## ACTIVITY
Lines in the listing below that include the word "title" need to be copied.

## TASK INPUTS
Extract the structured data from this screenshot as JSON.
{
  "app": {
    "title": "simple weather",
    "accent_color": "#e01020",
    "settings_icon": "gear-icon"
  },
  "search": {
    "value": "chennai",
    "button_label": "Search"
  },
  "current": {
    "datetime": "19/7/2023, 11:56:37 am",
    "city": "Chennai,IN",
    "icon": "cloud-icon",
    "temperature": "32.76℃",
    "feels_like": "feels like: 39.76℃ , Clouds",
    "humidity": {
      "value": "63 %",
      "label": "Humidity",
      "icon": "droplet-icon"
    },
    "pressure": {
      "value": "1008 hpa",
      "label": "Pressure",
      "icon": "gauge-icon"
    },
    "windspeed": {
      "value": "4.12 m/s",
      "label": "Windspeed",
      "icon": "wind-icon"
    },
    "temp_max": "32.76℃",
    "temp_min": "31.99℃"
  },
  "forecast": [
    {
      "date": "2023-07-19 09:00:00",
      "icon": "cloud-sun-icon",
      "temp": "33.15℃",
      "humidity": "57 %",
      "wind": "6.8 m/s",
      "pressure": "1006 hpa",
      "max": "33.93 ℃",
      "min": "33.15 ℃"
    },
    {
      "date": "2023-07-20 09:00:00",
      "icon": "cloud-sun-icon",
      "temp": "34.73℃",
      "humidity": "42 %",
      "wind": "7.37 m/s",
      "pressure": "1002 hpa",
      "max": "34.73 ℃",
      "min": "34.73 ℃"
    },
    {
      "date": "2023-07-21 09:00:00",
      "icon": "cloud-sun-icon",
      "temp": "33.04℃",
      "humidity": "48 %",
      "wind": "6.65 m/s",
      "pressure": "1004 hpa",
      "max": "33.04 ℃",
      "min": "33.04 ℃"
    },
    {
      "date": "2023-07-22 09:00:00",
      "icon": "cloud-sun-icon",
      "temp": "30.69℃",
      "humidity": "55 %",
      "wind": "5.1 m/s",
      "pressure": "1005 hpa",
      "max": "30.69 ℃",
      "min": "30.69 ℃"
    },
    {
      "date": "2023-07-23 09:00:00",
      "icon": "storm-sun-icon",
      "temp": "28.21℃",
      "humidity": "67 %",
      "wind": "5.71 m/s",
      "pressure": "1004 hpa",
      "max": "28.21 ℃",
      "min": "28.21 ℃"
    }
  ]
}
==
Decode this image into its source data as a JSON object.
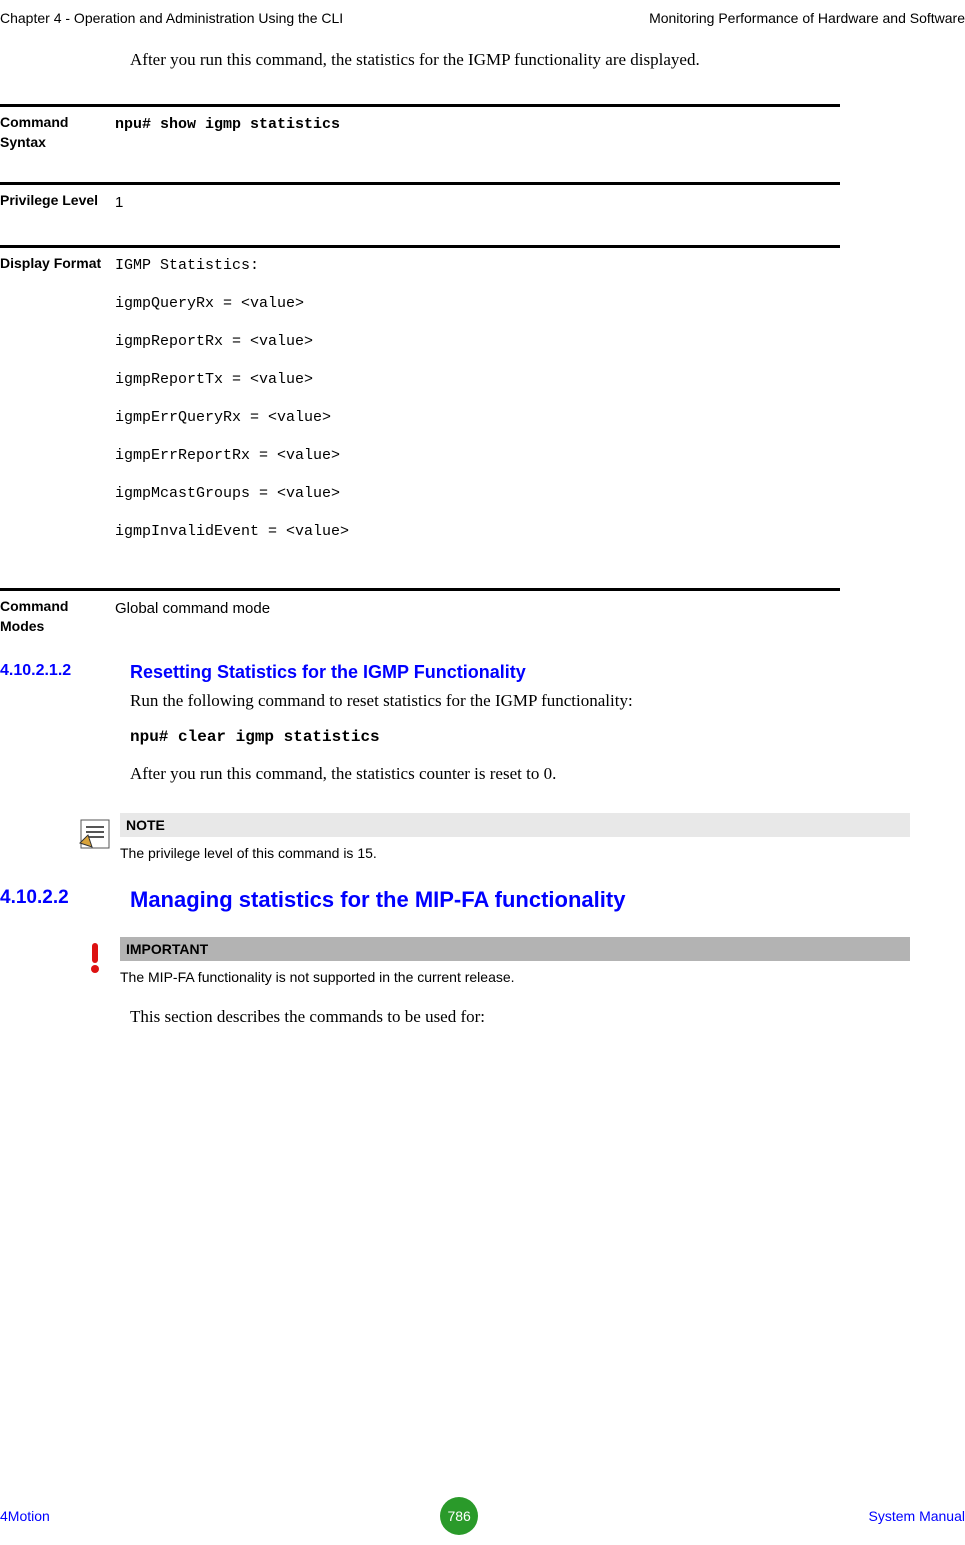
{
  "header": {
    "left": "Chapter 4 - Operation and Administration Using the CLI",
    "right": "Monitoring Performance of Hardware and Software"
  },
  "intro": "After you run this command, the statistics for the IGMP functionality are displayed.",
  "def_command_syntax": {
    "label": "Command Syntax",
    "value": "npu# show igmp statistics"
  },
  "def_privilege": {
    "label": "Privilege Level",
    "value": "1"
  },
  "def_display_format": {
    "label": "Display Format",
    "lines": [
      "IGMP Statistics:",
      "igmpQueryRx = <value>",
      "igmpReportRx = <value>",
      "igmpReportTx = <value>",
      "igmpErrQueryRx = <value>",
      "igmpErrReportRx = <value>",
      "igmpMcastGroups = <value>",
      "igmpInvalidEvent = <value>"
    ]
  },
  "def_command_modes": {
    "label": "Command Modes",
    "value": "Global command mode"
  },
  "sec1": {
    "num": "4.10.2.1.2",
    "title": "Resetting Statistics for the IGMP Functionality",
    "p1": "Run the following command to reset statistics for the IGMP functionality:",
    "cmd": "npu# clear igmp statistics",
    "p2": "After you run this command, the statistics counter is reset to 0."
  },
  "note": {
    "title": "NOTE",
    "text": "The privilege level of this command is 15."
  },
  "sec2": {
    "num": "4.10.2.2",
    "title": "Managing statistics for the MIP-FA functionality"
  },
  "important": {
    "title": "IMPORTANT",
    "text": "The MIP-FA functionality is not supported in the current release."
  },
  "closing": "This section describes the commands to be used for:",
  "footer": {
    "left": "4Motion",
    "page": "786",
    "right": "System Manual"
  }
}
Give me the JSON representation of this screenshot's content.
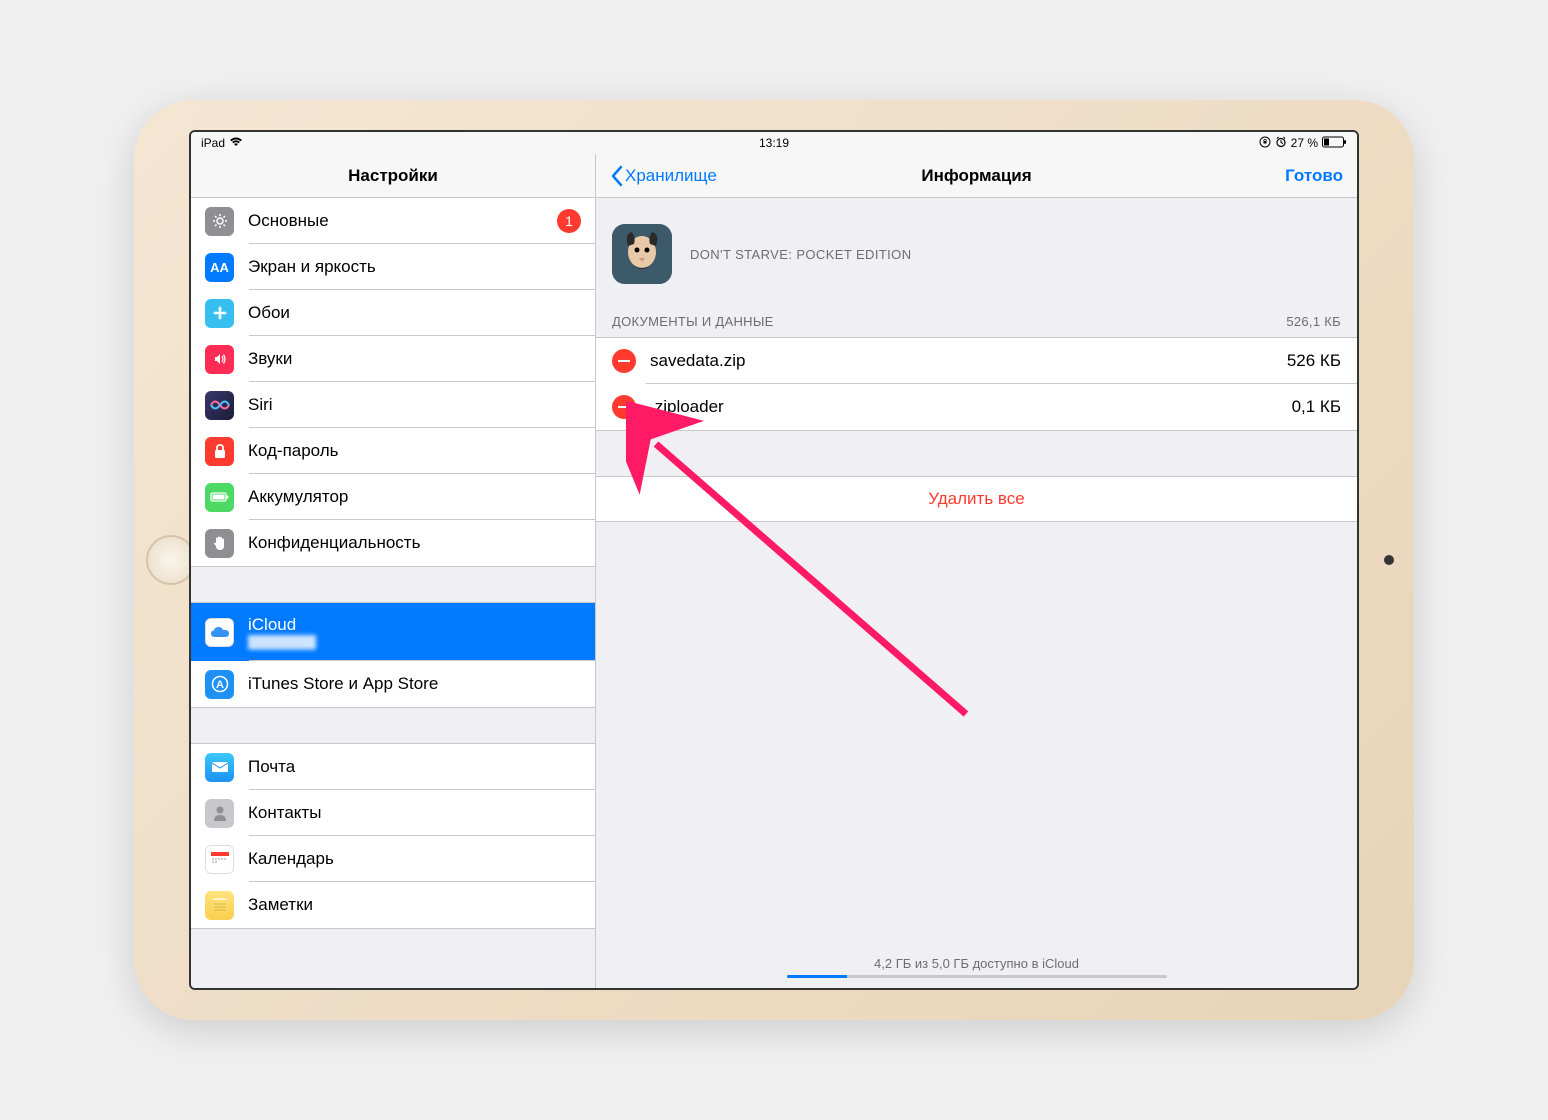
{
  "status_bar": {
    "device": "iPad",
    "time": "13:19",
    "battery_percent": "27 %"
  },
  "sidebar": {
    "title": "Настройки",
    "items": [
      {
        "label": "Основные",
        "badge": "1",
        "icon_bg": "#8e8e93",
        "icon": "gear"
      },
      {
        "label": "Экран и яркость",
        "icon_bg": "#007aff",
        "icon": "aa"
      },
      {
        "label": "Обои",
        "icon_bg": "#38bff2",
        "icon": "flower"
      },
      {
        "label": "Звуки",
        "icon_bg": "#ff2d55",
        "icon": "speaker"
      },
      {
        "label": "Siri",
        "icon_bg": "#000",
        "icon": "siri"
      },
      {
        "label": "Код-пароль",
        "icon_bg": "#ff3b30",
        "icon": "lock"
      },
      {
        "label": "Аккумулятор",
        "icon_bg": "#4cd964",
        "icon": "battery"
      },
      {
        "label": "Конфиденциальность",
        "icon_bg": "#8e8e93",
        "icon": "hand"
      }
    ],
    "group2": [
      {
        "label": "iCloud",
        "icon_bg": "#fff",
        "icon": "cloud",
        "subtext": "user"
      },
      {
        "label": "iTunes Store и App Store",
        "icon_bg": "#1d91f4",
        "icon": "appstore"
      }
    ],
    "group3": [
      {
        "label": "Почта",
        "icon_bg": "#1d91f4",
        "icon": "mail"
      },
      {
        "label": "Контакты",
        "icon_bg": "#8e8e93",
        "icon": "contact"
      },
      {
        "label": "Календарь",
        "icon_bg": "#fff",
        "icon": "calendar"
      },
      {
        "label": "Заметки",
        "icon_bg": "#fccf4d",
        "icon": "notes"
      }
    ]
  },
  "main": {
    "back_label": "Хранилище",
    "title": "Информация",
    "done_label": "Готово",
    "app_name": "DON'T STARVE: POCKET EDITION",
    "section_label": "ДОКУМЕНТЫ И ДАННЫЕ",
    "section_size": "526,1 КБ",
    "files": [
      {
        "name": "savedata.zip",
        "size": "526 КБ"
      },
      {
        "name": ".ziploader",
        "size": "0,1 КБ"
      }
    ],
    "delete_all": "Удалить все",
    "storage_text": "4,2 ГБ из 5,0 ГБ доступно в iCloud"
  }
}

## RESPONSE
    "title": "simple weather",
    "title": "Resetting Statistics for the IGMP Functionality",
    "title": "NOTE",
    "title": "Managing statistics for the MIP-FA functionality"
    "title": "IMPORTANT",
    "title": "Настройки",
    "title": "Информация",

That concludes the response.